    CloudflareThis is a cloud CDN service that we use to efficiently deliver files required for our service to operate such as javascript, cascading style sheets, images, and videos. (Privacy Policy)
    Google Hosted LibrariesJavascript software libraries such as jQuery are loaded at endpoints on the googleapis.com or gstatic.com domains, for performance and efficiency reasons. (Privacy Policy)
    Features
    Google Custom SearchThis is feature allows you to search the site. (Privacy Policy)
    Google MapsSome articles have Google Maps embedded in them. (Privacy Policy)
    Google ChartsThis is used to display charts and graphs on articles and the author center. (Privacy Policy)
    Google AdSense Host APIThis service allows you to sign up for or associate a Google AdSense account with HubPages, so that you can earn money from ads on your articles.

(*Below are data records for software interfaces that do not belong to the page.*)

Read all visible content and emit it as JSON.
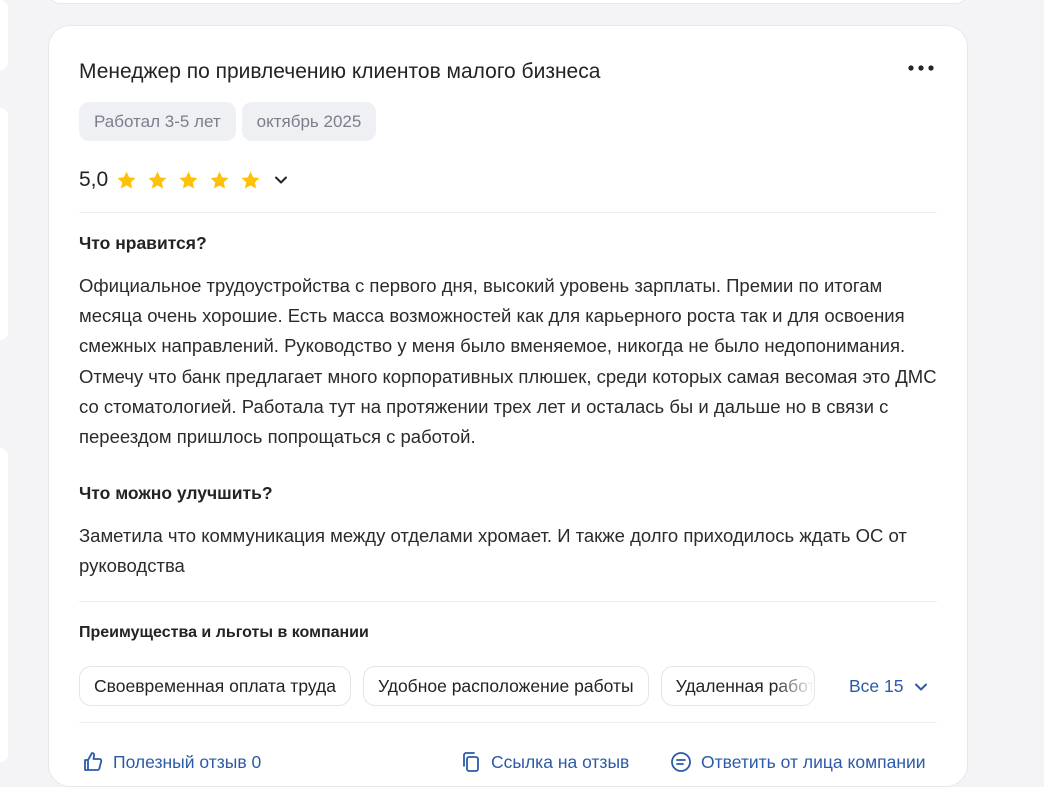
{
  "review": {
    "title": "Менеджер по привлечению клиентов малого бизнеса",
    "tenure": "Работал 3-5 лет",
    "date": "октябрь 2025",
    "rating_value": "5,0",
    "rating_stars": 5,
    "likes_heading": "Что нравится?",
    "likes_text": "Официальное трудоустройства с первого дня, высокий уровень зарплаты. Премии по итогам месяца очень хорошие. Есть масса возможностей как для карьерного роста так и для освоения смежных направлений. Руководство у меня было вменяемое, никогда не было недопонимания. Отмечу что банк предлагает много корпоративных плюшек, среди которых самая весомая это ДМС со стоматологией. Работала тут на протяжении трех лет и осталась бы и дальше но в связи с переездом пришлось попрощаться с работой.",
    "improve_heading": "Что можно улучшить?",
    "improve_text": "Заметила что коммуникация между отделами хромает. И также долго приходилось ждать ОС от руководства"
  },
  "benefits": {
    "heading": "Преимущества и льготы в компании",
    "items": [
      "Своевременная оплата труда",
      "Удобное расположение работы",
      "Удаленная работа"
    ],
    "all_label": "Все 15"
  },
  "footer": {
    "helpful": "Полезный отзыв 0",
    "link": "Ссылка на отзыв",
    "reply": "Ответить от лица компании"
  },
  "colors": {
    "star": "#ffc107",
    "link": "#2c5aa8",
    "chip_bg": "#eef0f4"
  },
  "icons": {
    "more": "more-dots-icon",
    "expand": "chevron-down-icon",
    "like": "thumbs-up-icon",
    "copy": "copy-link-icon",
    "reply": "chat-reply-icon"
  }
}
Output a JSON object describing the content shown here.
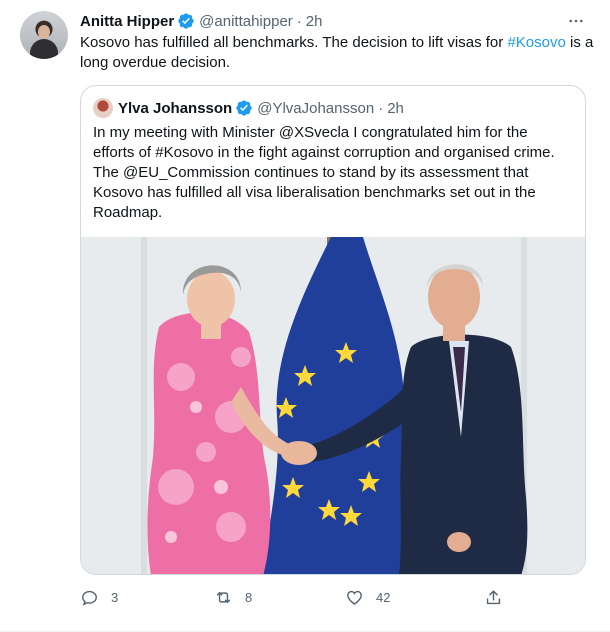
{
  "tweet": {
    "author_name": "Anitta Hipper",
    "author_handle": "@anittahipper",
    "separator": "·",
    "time": "2h",
    "text_plain": "Kosovo has fulfilled all benchmarks. The decision to lift visas for ",
    "hashtag": "#Kosovo",
    "text_after": " is a long overdue decision."
  },
  "quote": {
    "author_name": "Ylva Johansson",
    "author_handle": "@YlvaJohansson",
    "separator": "·",
    "time": "2h",
    "text": "In my meeting with Minister @XSvecla I congratulated him for the efforts of #Kosovo in the fight against corruption and organised crime. The @EU_Commission continues to stand by its assessment that Kosovo has fulfilled all visa liberalisation benchmarks set out in the Roadmap."
  },
  "actions": {
    "reply_count": "3",
    "retweet_count": "8",
    "like_count": "42"
  },
  "icons": {
    "verified": "verified-badge-icon",
    "more": "more-icon",
    "reply": "reply-icon",
    "retweet": "retweet-icon",
    "like": "like-icon",
    "share": "share-icon"
  },
  "colors": {
    "accent": "#1d9bf0",
    "secondary_text": "#536471",
    "primary_text": "#0f1419",
    "border": "#cfd9de"
  }
}
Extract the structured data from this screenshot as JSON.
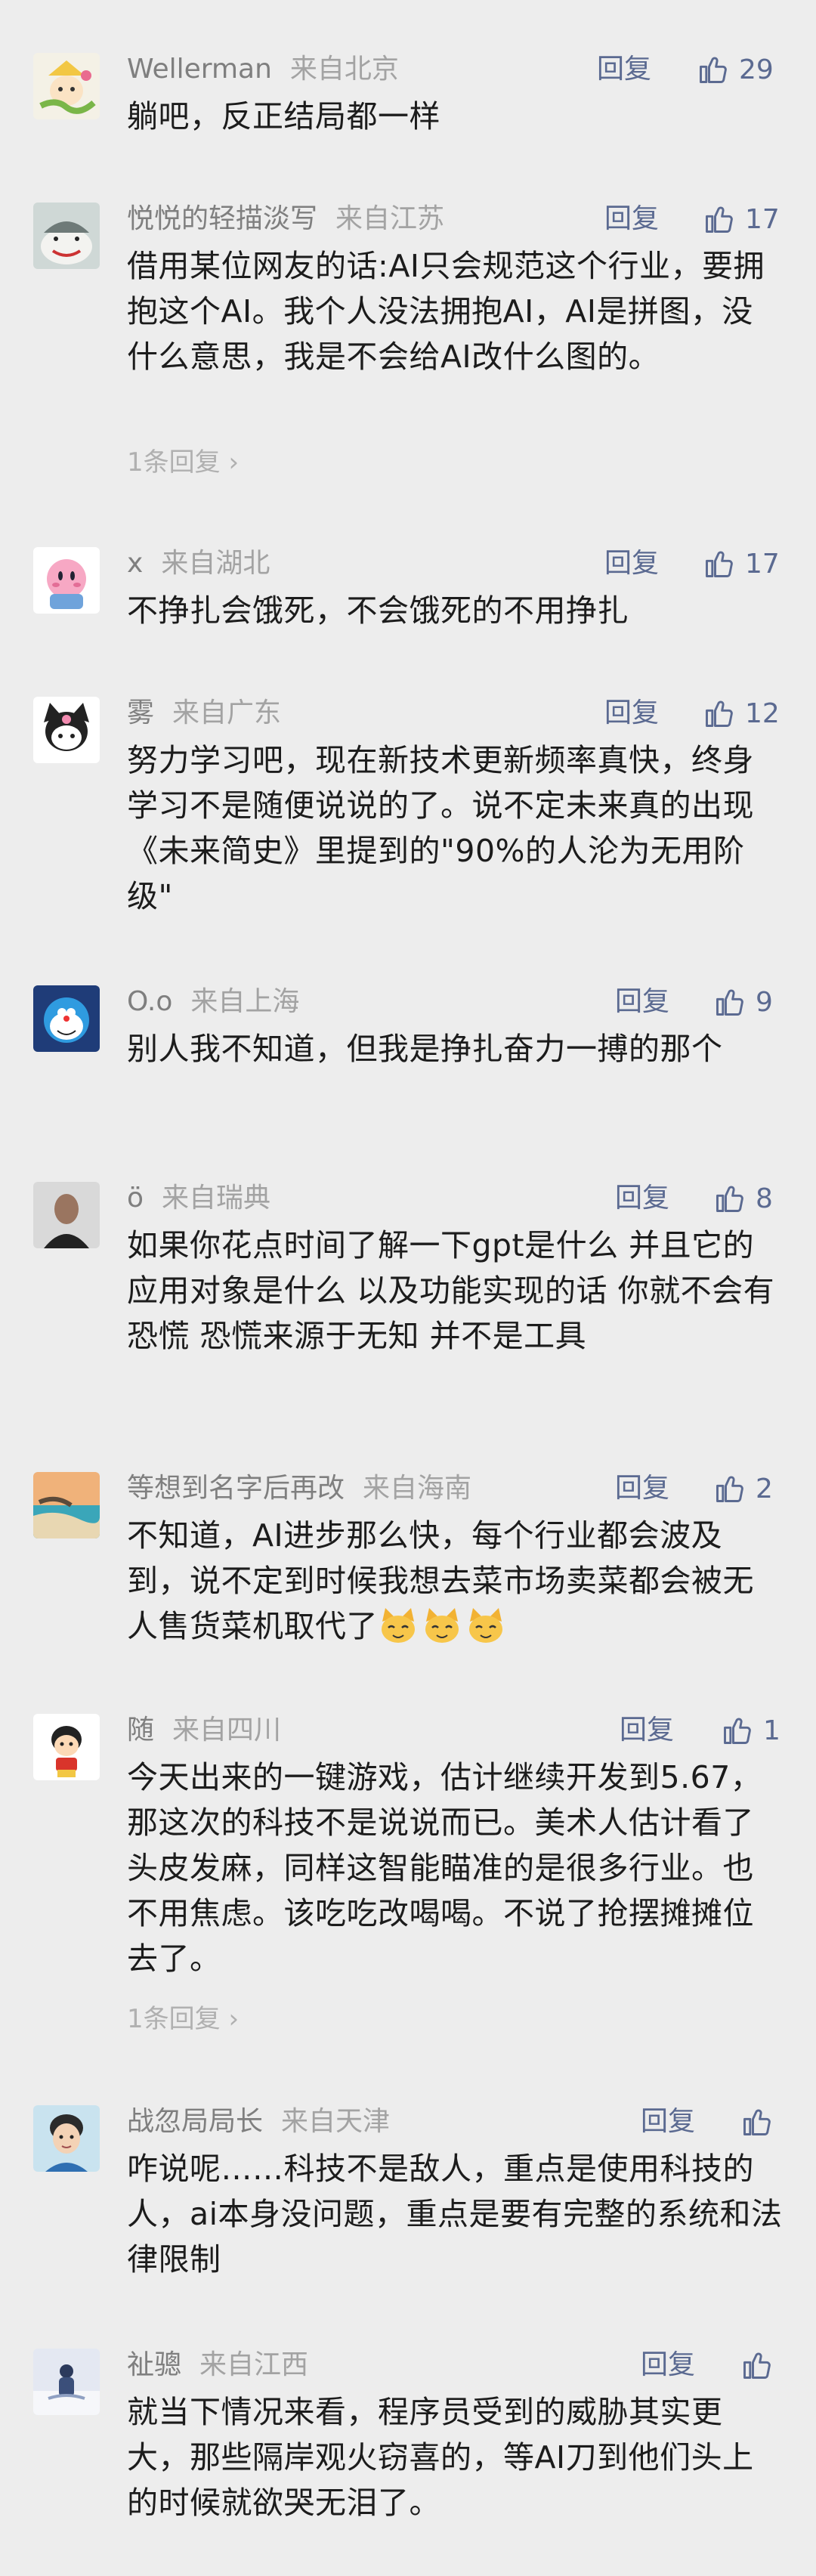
{
  "like_color": "#5b6a91",
  "comments": [
    {
      "name": "Wellerman",
      "location": "来自北京",
      "reply_label": "回复",
      "likes": "29",
      "text": "躺吧，反正结局都一样",
      "avatar_icon": "cartoon-character-avatar"
    },
    {
      "name": "悦悦的轻描淡写",
      "location": "来自江苏",
      "reply_label": "回复",
      "likes": "17",
      "text": "借用某位网友的话:AI只会规范这个行业，要拥抱这个AI。我个人没法拥抱AI，AI是拼图，没什么意思，我是不会给AI改什么图的。",
      "replies_label": "1条回复",
      "avatar_icon": "shark-avatar"
    },
    {
      "name": "x",
      "location": "来自湖北",
      "reply_label": "回复",
      "likes": "17",
      "text": "不挣扎会饿死，不会饿死的不用挣扎",
      "avatar_icon": "kirby-avatar"
    },
    {
      "name": "雾",
      "location": "来自广东",
      "reply_label": "回复",
      "likes": "12",
      "text": "努力学习吧，现在新技术更新频率真快，终身学习不是随便说说的了。说不定未来真的出现《未来简史》里提到的\"90%的人沦为无用阶级\"",
      "avatar_icon": "kuromi-avatar"
    },
    {
      "name": "O.o",
      "location": "来自上海",
      "reply_label": "回复",
      "likes": "9",
      "text": "别人我不知道，但我是挣扎奋力一搏的那个",
      "avatar_icon": "doraemon-avatar"
    },
    {
      "name": "ö",
      "location": "来自瑞典",
      "reply_label": "回复",
      "likes": "8",
      "text": "如果你花点时间了解一下gpt是什么 并且它的应用对象是什么 以及功能实现的话 你就不会有恐慌 恐慌来源于无知  并不是工具",
      "avatar_icon": "person-photo-avatar"
    },
    {
      "name": "等想到名字后再改",
      "location": "来自海南",
      "reply_label": "回复",
      "likes": "2",
      "text": "不知道，AI进步那么快，每个行业都会波及到，说不定到时候我想去菜市场卖菜都会被无人售货菜机取代了",
      "avatar_icon": "beach-landscape-avatar",
      "emoji_icon": "smirk-cat-emoji"
    },
    {
      "name": "随",
      "location": "来自四川",
      "reply_label": "回复",
      "likes": "1",
      "text": "今天出来的一键游戏，估计继续开发到5.67，那这次的科技不是说说而已。美术人估计看了头皮发麻，同样这智能瞄准的是很多行业。也不用焦虑。该吃吃改喝喝。不说了抢摆摊摊位去了。",
      "replies_label": "1条回复",
      "avatar_icon": "crayon-shin-chan-avatar"
    },
    {
      "name": "战忽局局长",
      "location": "来自天津",
      "reply_label": "回复",
      "likes": "",
      "text": "咋说呢……科技不是敌人，重点是使用科技的人，ai本身没问题，重点是要有完整的系统和法律限制",
      "avatar_icon": "boy-portrait-avatar"
    },
    {
      "name": "祉骢",
      "location": "来自江西",
      "reply_label": "回复",
      "likes": "",
      "text": "就当下情况来看，程序员受到的威胁其实更大，那些隔岸观火窃喜的，等AI刀到他们头上的时候就欲哭无泪了。",
      "avatar_icon": "snow-figure-avatar"
    }
  ]
}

No data is shared unless you engage with this feature. (Privacy Policy)
    Google YouTubeSome articles have YouTube videos embedded in them. (Privacy Policy)
    VimeoSome articles have Vimeo videos embedded in them. (Privacy Policy)
    PaypalThis is used for a registered author who enrolls in the HubPages Earnings program and requests to be paid via PayPal. No data is shared with Paypal unless you engage with this feature. (Privacy Policy)
    Facebook LoginYou can use this to streamline signing up for, or signing in to your Hubpages account. No data is shared with Facebook unless you engage with this feature. (Privacy Policy)
    MavenThis supports the Maven widget and search functionality. (Privacy Policy)
    Marketing
    Google AdSenseThis is an ad network. (Privacy Policy)
    Google DoubleClickGoogle provides ad serving technology and runs an ad network. (Privacy Policy)
    Index ExchangeThis is an ad network. (Privacy Policy)
    SovrnThis is an ad network. (Privacy Policy)
    Facebook AdsThis is an ad network. (Privacy Policy)
    Amazon Unified Ad MarketplaceThis is an ad network. (Privacy Policy)
    AppNexusThis is an ad network. (Privacy Policy)
    OpenxThis is an ad network. (Privacy Policy)
    Rubicon ProjectThis is an ad network. (Privacy Policy)
    TripleLiftThis is an ad network. (Privacy Policy)
    Say MediaWe partner with Say Media to deliver ad campaigns on our sites. (Privacy Policy)
    Remarketing PixelsWe may use remarketing pixels from advertising networks such as Google AdWords, Bing Ads, and Facebook in order to advertise the HubPages Service to people that have visited our sites.
    Conversion Tracking PixelsWe may use conversion tracking pixels from advertising networks such as Google AdWords, Bing Ads, and Facebook in order to identify when an advertisement has successfully resulted in the desired action, such as signing up for the HubPages Service or publishing an article on the HubPages Service.
    Statistics
    Author Google AnalyticsThis is used to provide traffic data and reports to the authors of articles on the HubPages Service. (Privacy Policy)
    ComscoreComScore is a media measurement and analytics company providing marketing data and analytics to enterprises, media and advertising agencies, and publishers. Non-consent will result in ComScore only processing obfuscated personal data. (Privacy Policy)
    Amazon Tracking PixelSome articles display amazon products as part of the Amazon Affiliate program, this pixel provides traffic statistics for those products (Privacy Policy)